Alketa Xhafa Mripa is a talented contemporary artist, a mother of four, a yoga trainer and an entrepreneurial woman who leads along with her husband, “Tea House”, in London. Alketa Xhafa Mripa began her journey in London, initially as a student, then as a refugee from the Kosovo war, which today through art gives a ray of light and hope to all those (refugees) who are now far from their homeland, in the foreign soil. For her, art is the language of choice, her voice traveling with her when she does not need to say a word. Art, for her, is the desire to visualize things, when words have no power, are her motives of work, the intentions to reveal the truth, the lost, the forgotten… the ungodly and the unheard.
Alketa grew up in the 1990s, in Pristina, Kosovo under Milosevic’s regime. The first thing she remembers is childhood and youth are a mixture of emotions: Happiness, War and Injustice. The emotion of happiness memorizes the moments under the roof of her home, within the family circle, while the pains of her nation remember the war and the injustice. Alketa recalls those years when Kosovo Albanians were constantly denied basic rights; a time when Albanians experienced discrimination in employment, non-housing, non-education and unjust trial.
“I was Albanian, so they did not have empathy on me. The education in my language was denied,”

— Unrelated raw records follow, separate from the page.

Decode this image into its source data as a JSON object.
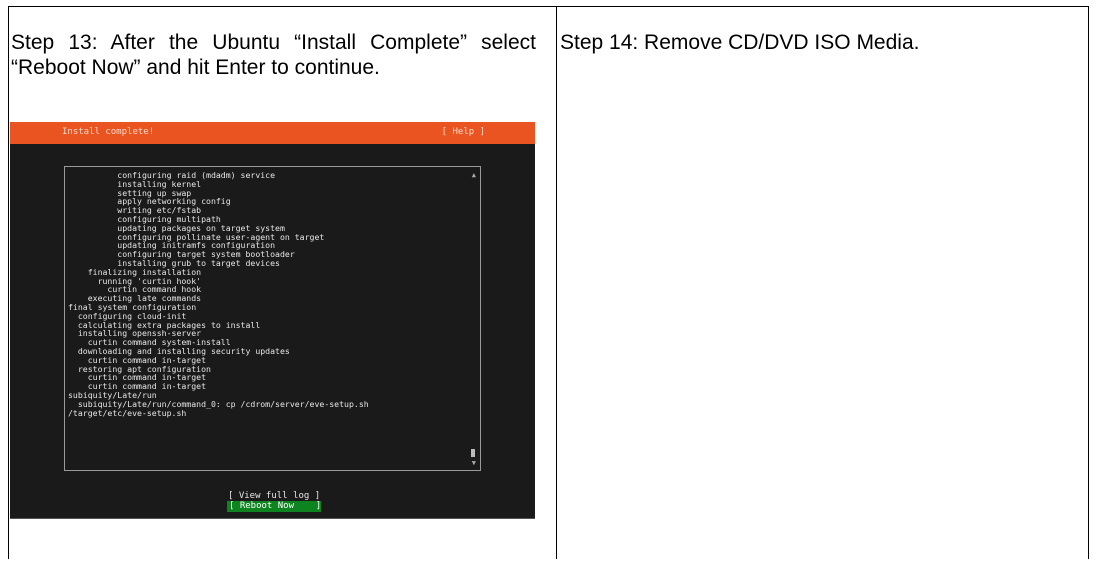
{
  "steps": [
    {
      "text": "Step 13: After the Ubuntu “Install Complete” select “Reboot Now” and hit Enter to continue."
    },
    {
      "text": "Step 14: Remove CD/DVD ISO Media."
    }
  ],
  "installer": {
    "title": "Install complete!",
    "help_label": "[ Help ]",
    "scroll_up": "▲",
    "scroll_down": "▼",
    "log_lines": [
      "          configuring raid (mdadm) service",
      "          installing kernel",
      "          setting up swap",
      "          apply networking config",
      "          writing etc/fstab",
      "          configuring multipath",
      "          updating packages on target system",
      "          configuring pollinate user-agent on target",
      "          updating initramfs configuration",
      "          configuring target system bootloader",
      "          installing grub to target devices",
      "    finalizing installation",
      "      running 'curtin hook'",
      "        curtin command hook",
      "    executing late commands",
      "final system configuration",
      "  configuring cloud-init",
      "  calculating extra packages to install",
      "  installing openssh-server",
      "    curtin command system-install",
      "  downloading and installing security updates",
      "    curtin command in-target",
      "  restoring apt configuration",
      "    curtin command in-target",
      "    curtin command in-target",
      "subiquity/Late/run",
      "  subiquity/Late/run/command_0: cp /cdrom/server/eve-setup.sh",
      "/target/etc/eve-setup.sh"
    ],
    "view_log_label": "[ View full log ]",
    "reboot_label": "[ Reboot Now    ]"
  }
}
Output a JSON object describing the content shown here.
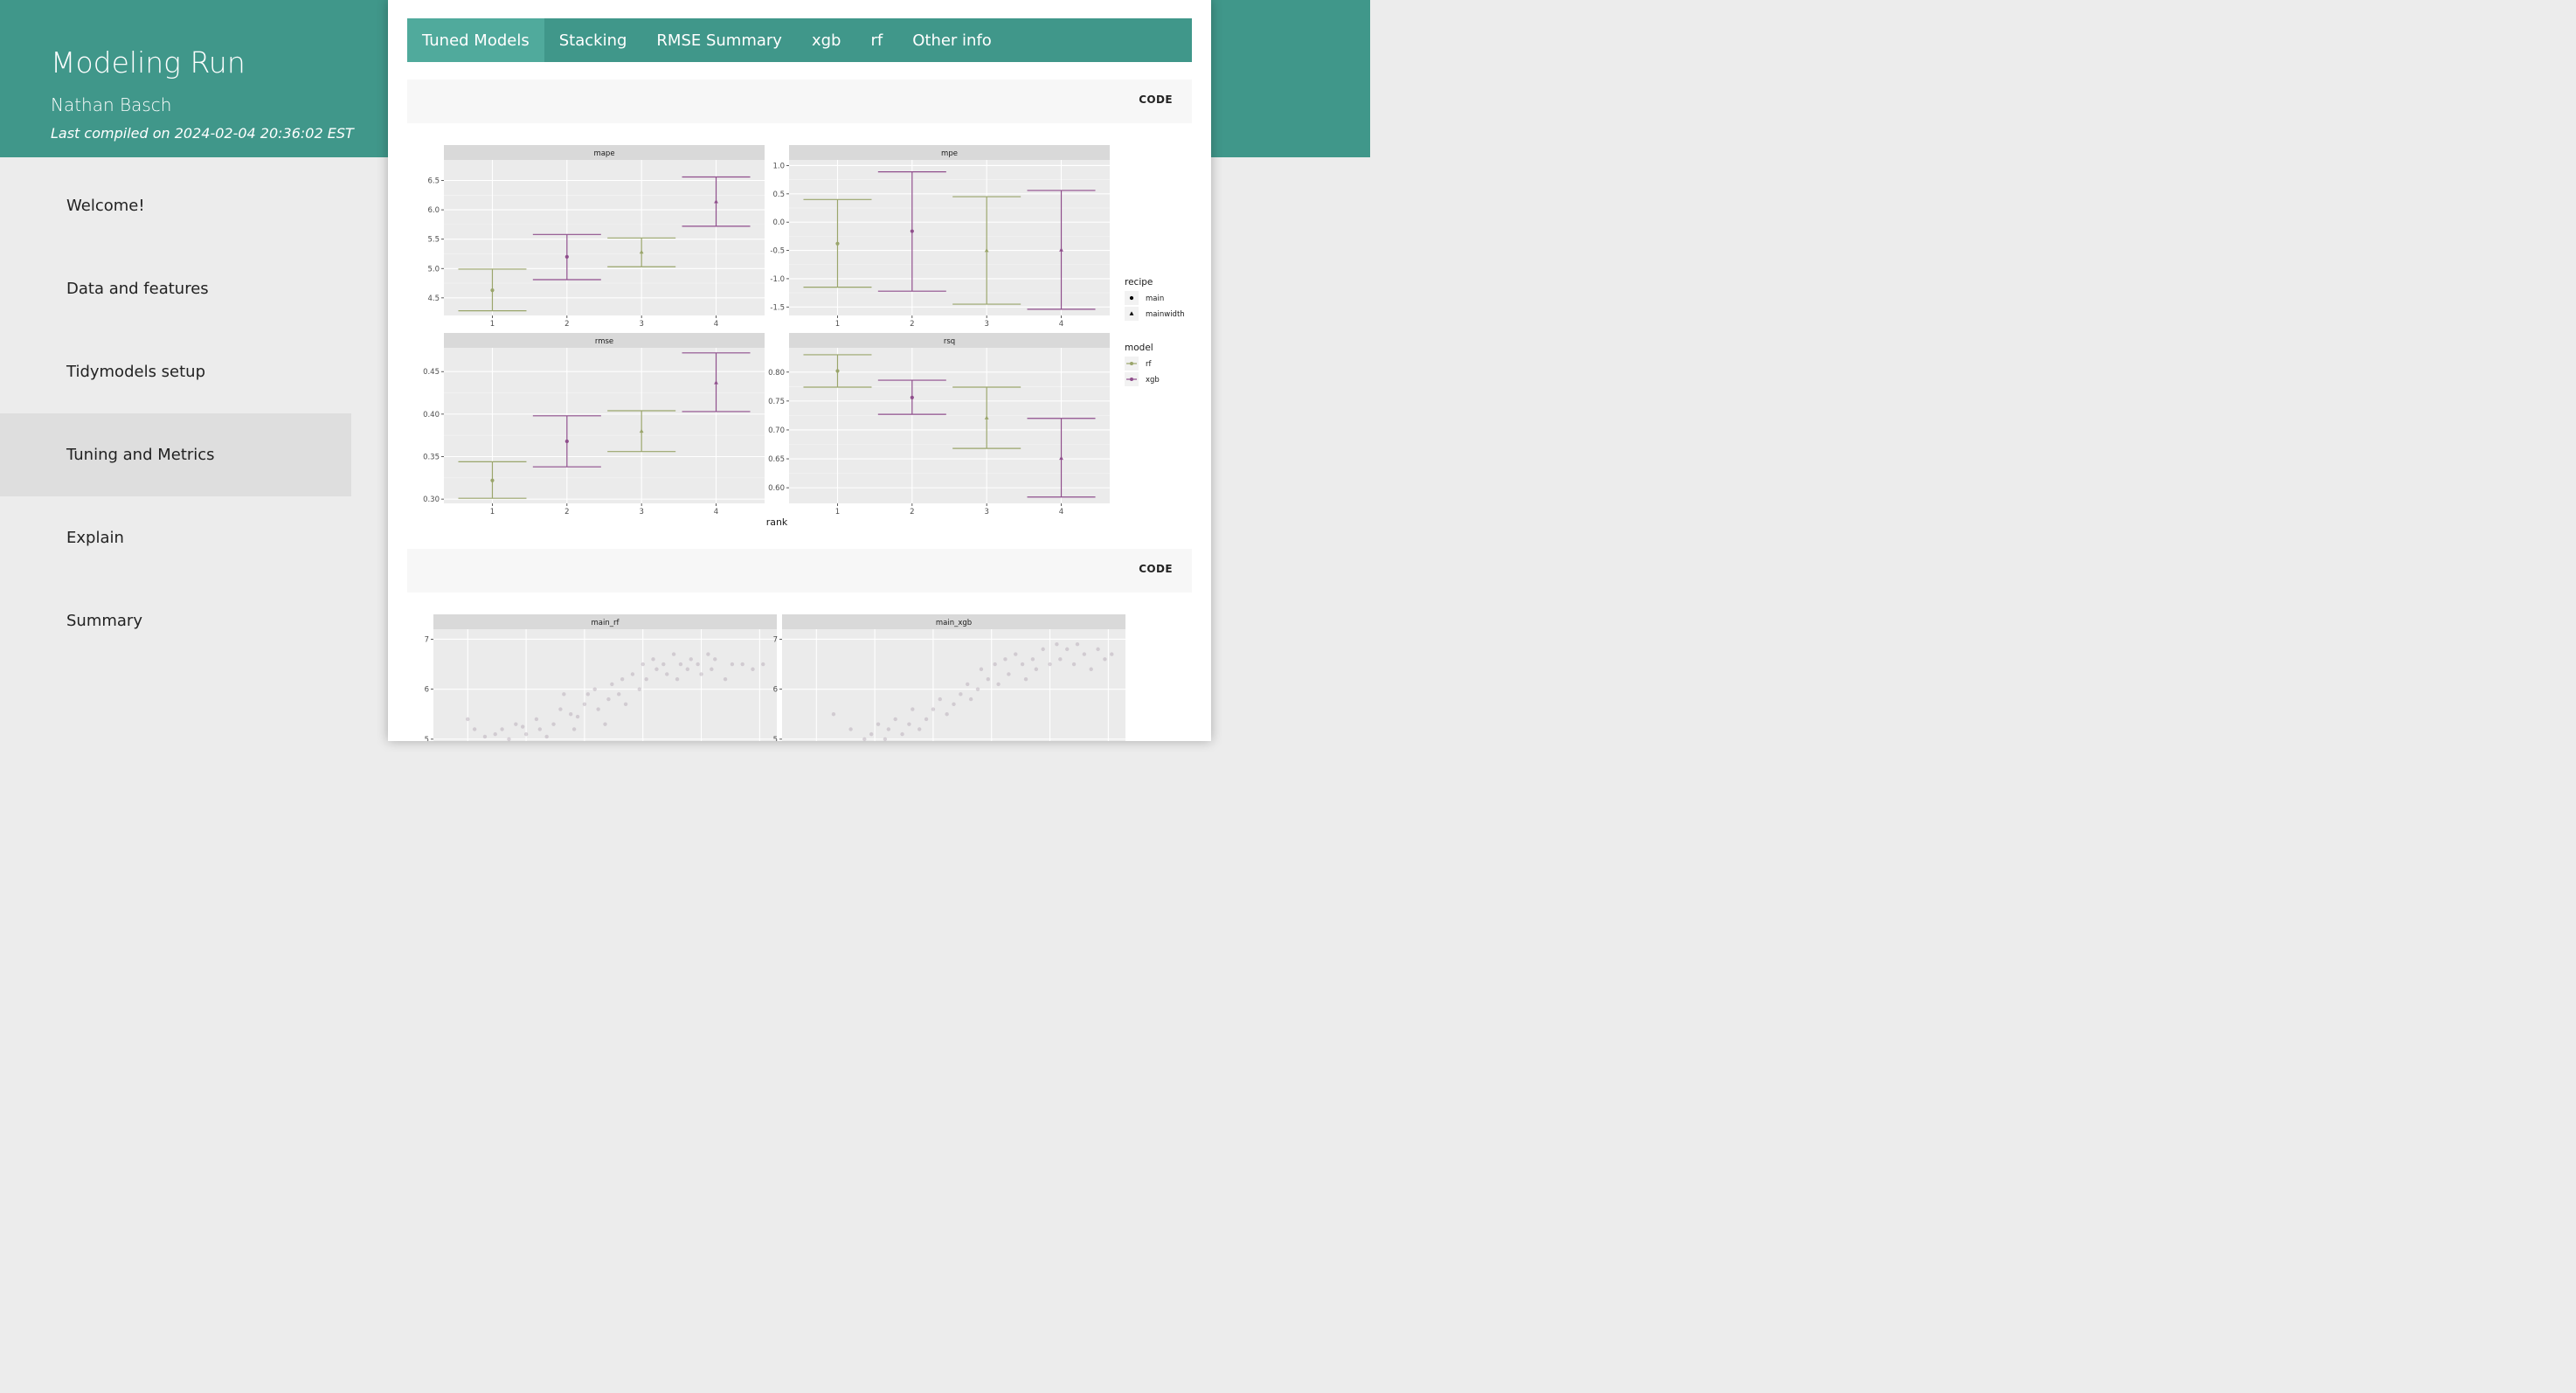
{
  "header": {
    "title": "Modeling Run",
    "author": "Nathan Basch",
    "compiled": "Last compiled on 2024-02-04 20:36:02 EST"
  },
  "nav": {
    "items": [
      {
        "label": "Welcome!"
      },
      {
        "label": "Data and features"
      },
      {
        "label": "Tidymodels setup"
      },
      {
        "label": "Tuning and Metrics",
        "active": true
      },
      {
        "label": "Explain"
      },
      {
        "label": "Summary"
      }
    ]
  },
  "tabs": [
    {
      "label": "Tuned Models",
      "active": true
    },
    {
      "label": "Stacking"
    },
    {
      "label": "RMSE Summary"
    },
    {
      "label": "xgb"
    },
    {
      "label": "rf"
    },
    {
      "label": "Other info"
    }
  ],
  "code_buttons": [
    "CODE",
    "CODE"
  ],
  "colors": {
    "rf": "#9aa56b",
    "xgb": "#8f4e8c",
    "accent": "#40978a"
  },
  "chart_data": [
    {
      "type": "errorbar",
      "xlabel": "rank",
      "ylabel": "",
      "legend": {
        "position": "right",
        "recipe": {
          "title": "recipe",
          "entries": [
            "main",
            "mainwidth"
          ]
        },
        "model": {
          "title": "model",
          "entries": [
            "rf",
            "xgb"
          ]
        }
      },
      "panels": [
        {
          "title": "mape",
          "ticks": [
            4.5,
            5.0,
            5.5,
            6.0,
            6.5
          ],
          "ylim": [
            4.2,
            6.85
          ],
          "points": [
            {
              "rank": 1,
              "mean": 4.63,
              "lo": 4.28,
              "hi": 4.99,
              "model": "rf",
              "recipe": "main"
            },
            {
              "rank": 2,
              "mean": 5.2,
              "lo": 4.81,
              "hi": 5.58,
              "model": "xgb",
              "recipe": "main"
            },
            {
              "rank": 3,
              "mean": 5.28,
              "lo": 5.03,
              "hi": 5.52,
              "model": "rf",
              "recipe": "mainwidth"
            },
            {
              "rank": 4,
              "mean": 6.14,
              "lo": 5.72,
              "hi": 6.56,
              "model": "xgb",
              "recipe": "mainwidth"
            }
          ]
        },
        {
          "title": "mpe",
          "ticks": [
            -1.5,
            -1.0,
            -0.5,
            0.0,
            0.5,
            1.0
          ],
          "ylim": [
            -1.65,
            1.1
          ],
          "points": [
            {
              "rank": 1,
              "mean": -0.38,
              "lo": -1.15,
              "hi": 0.4,
              "model": "rf",
              "recipe": "main"
            },
            {
              "rank": 2,
              "mean": -0.16,
              "lo": -1.22,
              "hi": 0.89,
              "model": "xgb",
              "recipe": "main"
            },
            {
              "rank": 3,
              "mean": -0.5,
              "lo": -1.45,
              "hi": 0.45,
              "model": "rf",
              "recipe": "mainwidth"
            },
            {
              "rank": 4,
              "mean": -0.49,
              "lo": -1.54,
              "hi": 0.56,
              "model": "xgb",
              "recipe": "mainwidth"
            }
          ]
        },
        {
          "title": "rmse",
          "ticks": [
            0.3,
            0.35,
            0.4,
            0.45
          ],
          "ylim": [
            0.295,
            0.478
          ],
          "points": [
            {
              "rank": 1,
              "mean": 0.322,
              "lo": 0.301,
              "hi": 0.344,
              "model": "rf",
              "recipe": "main"
            },
            {
              "rank": 2,
              "mean": 0.368,
              "lo": 0.338,
              "hi": 0.398,
              "model": "xgb",
              "recipe": "main"
            },
            {
              "rank": 3,
              "mean": 0.38,
              "lo": 0.356,
              "hi": 0.404,
              "model": "rf",
              "recipe": "mainwidth"
            },
            {
              "rank": 4,
              "mean": 0.437,
              "lo": 0.403,
              "hi": 0.472,
              "model": "xgb",
              "recipe": "mainwidth"
            }
          ]
        },
        {
          "title": "rsq",
          "ticks": [
            0.6,
            0.65,
            0.7,
            0.75,
            0.8
          ],
          "ylim": [
            0.573,
            0.842
          ],
          "points": [
            {
              "rank": 1,
              "mean": 0.802,
              "lo": 0.774,
              "hi": 0.83,
              "model": "rf",
              "recipe": "main"
            },
            {
              "rank": 2,
              "mean": 0.756,
              "lo": 0.727,
              "hi": 0.786,
              "model": "xgb",
              "recipe": "main"
            },
            {
              "rank": 3,
              "mean": 0.721,
              "lo": 0.668,
              "hi": 0.774,
              "model": "rf",
              "recipe": "mainwidth"
            },
            {
              "rank": 4,
              "mean": 0.651,
              "lo": 0.584,
              "hi": 0.72,
              "model": "xgb",
              "recipe": "mainwidth"
            }
          ]
        }
      ]
    },
    {
      "type": "scatter",
      "panels": [
        {
          "title": "main_rf",
          "ticks": [
            5,
            6,
            7
          ],
          "ylim": [
            4.7,
            7.2
          ],
          "points": [
            [
              0.1,
              5.4
            ],
            [
              0.12,
              5.2
            ],
            [
              0.15,
              5.05
            ],
            [
              0.18,
              5.1
            ],
            [
              0.2,
              5.2
            ],
            [
              0.22,
              5.0
            ],
            [
              0.24,
              5.3
            ],
            [
              0.26,
              5.25
            ],
            [
              0.27,
              5.1
            ],
            [
              0.3,
              5.4
            ],
            [
              0.31,
              5.2
            ],
            [
              0.33,
              5.05
            ],
            [
              0.35,
              5.3
            ],
            [
              0.37,
              5.6
            ],
            [
              0.38,
              5.9
            ],
            [
              0.4,
              5.5
            ],
            [
              0.41,
              5.2
            ],
            [
              0.42,
              5.45
            ],
            [
              0.44,
              5.7
            ],
            [
              0.45,
              5.9
            ],
            [
              0.47,
              6.0
            ],
            [
              0.48,
              5.6
            ],
            [
              0.5,
              5.3
            ],
            [
              0.51,
              5.8
            ],
            [
              0.52,
              6.1
            ],
            [
              0.54,
              5.9
            ],
            [
              0.55,
              6.2
            ],
            [
              0.56,
              5.7
            ],
            [
              0.58,
              6.3
            ],
            [
              0.6,
              6.0
            ],
            [
              0.61,
              6.5
            ],
            [
              0.62,
              6.2
            ],
            [
              0.64,
              6.6
            ],
            [
              0.65,
              6.4
            ],
            [
              0.67,
              6.5
            ],
            [
              0.68,
              6.3
            ],
            [
              0.7,
              6.7
            ],
            [
              0.71,
              6.2
            ],
            [
              0.72,
              6.5
            ],
            [
              0.74,
              6.4
            ],
            [
              0.75,
              6.6
            ],
            [
              0.77,
              6.5
            ],
            [
              0.78,
              6.3
            ],
            [
              0.8,
              6.7
            ],
            [
              0.81,
              6.4
            ],
            [
              0.82,
              6.6
            ],
            [
              0.85,
              6.2
            ],
            [
              0.87,
              6.5
            ],
            [
              0.9,
              6.5
            ],
            [
              0.93,
              6.4
            ],
            [
              0.96,
              6.5
            ]
          ]
        },
        {
          "title": "main_xgb",
          "ticks": [
            5,
            6,
            7
          ],
          "ylim": [
            4.7,
            7.2
          ],
          "points": [
            [
              0.15,
              5.5
            ],
            [
              0.2,
              5.2
            ],
            [
              0.24,
              5.0
            ],
            [
              0.26,
              5.1
            ],
            [
              0.28,
              5.3
            ],
            [
              0.3,
              5.0
            ],
            [
              0.31,
              5.2
            ],
            [
              0.33,
              5.4
            ],
            [
              0.35,
              5.1
            ],
            [
              0.37,
              5.3
            ],
            [
              0.38,
              5.6
            ],
            [
              0.4,
              5.2
            ],
            [
              0.42,
              5.4
            ],
            [
              0.44,
              5.6
            ],
            [
              0.46,
              5.8
            ],
            [
              0.48,
              5.5
            ],
            [
              0.5,
              5.7
            ],
            [
              0.52,
              5.9
            ],
            [
              0.54,
              6.1
            ],
            [
              0.55,
              5.8
            ],
            [
              0.57,
              6.0
            ],
            [
              0.58,
              6.4
            ],
            [
              0.6,
              6.2
            ],
            [
              0.62,
              6.5
            ],
            [
              0.63,
              6.1
            ],
            [
              0.65,
              6.6
            ],
            [
              0.66,
              6.3
            ],
            [
              0.68,
              6.7
            ],
            [
              0.7,
              6.5
            ],
            [
              0.71,
              6.2
            ],
            [
              0.73,
              6.6
            ],
            [
              0.74,
              6.4
            ],
            [
              0.76,
              6.8
            ],
            [
              0.78,
              6.5
            ],
            [
              0.8,
              6.9
            ],
            [
              0.81,
              6.6
            ],
            [
              0.83,
              6.8
            ],
            [
              0.85,
              6.5
            ],
            [
              0.86,
              6.9
            ],
            [
              0.88,
              6.7
            ],
            [
              0.9,
              6.4
            ],
            [
              0.92,
              6.8
            ],
            [
              0.94,
              6.6
            ],
            [
              0.96,
              6.7
            ]
          ]
        }
      ]
    }
  ]
}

In addition, there is one thing that will stay permanently with her – and – it is blood feud. During the 1990s, together with parents, she attended mass events for reconciliation of vengeance. For her, it was the first time she faced the sense of solidarity when a whole society, with people from all walks of life, poor and rich women, from urban and rural areas, pardoned the old disagreements and decided to walk forward. For her, it was a beautiful experience I will never forget.
“I think this experience was deeply rooted in the memory, when I introduced the installation of art ‘I Think of You’, for the survivors of sexual violence in Kosovo. That’s because I wanted the survivors to experience that solidarity”…
The installation “Thinking of You”/”Mendoj per ty”, which gathered about 5000 dresses and skirts at the Pristina Stadium for survivors of the last war, was the happiest moment in her life. This installation recalled their pain and honored them. Many women and men had gathered together to give a message that they had not done anything wrong and to tell them “we think about you” to break the silence and the stigma, turning to the best testimony of solidarity. This installation was selected by UNWOMEN as one of the events that characterized the year 2015 in terms of gender equality. After spending her childhood in Kosovo, completing elementary and high school, she moved to London in 1997 to start her studies at “Central Saint Martins”, continuing further on to “Tate Modern” for Art History. Today Alketa is an activist, artist and feminist. Through the art – as the most powerful means of transmitting the message – raises discrimination and disparity between men and women. Through her artistic creativity she tries to raise consciousness, to change perceptions, start and take action on the particular problems. Every artistic instillation must be something that provokes her; an injustice being done to a person or group and she feels that she must act upon it. Recently she was invited as an inspirational artist in this year’s edition of PLATFORMA Festival. Alketa is also strongly associated with the cause of refugees and the terrible treatment the world is doing to them and has created the installation “Refugees Welcome”.
& Asked what the empowerment of women and men means, Alketa says that women’s empowerment should begin within the family and that it is not something to look for; begins how your father treats your mother, as your brother treats the neighbor’s daughter. For her it is pointless how one should be treated differently just because of his gender, race, nationality or belief … at the end of the day, we are all people of this world.
She admires that today there are many individuals and groups fighting for the empowerment of women, citing many women like Myrvete Dreshaj, Zahrije Podrimçaku, Sevdije Ahmeti, Safete Rugova, Igballe Rogova, Vjosa Dobruna, Luljeta Pula, Kaqusha Jashari and which, with their activism and passion, paved the way for new generations to continue the cause of equality.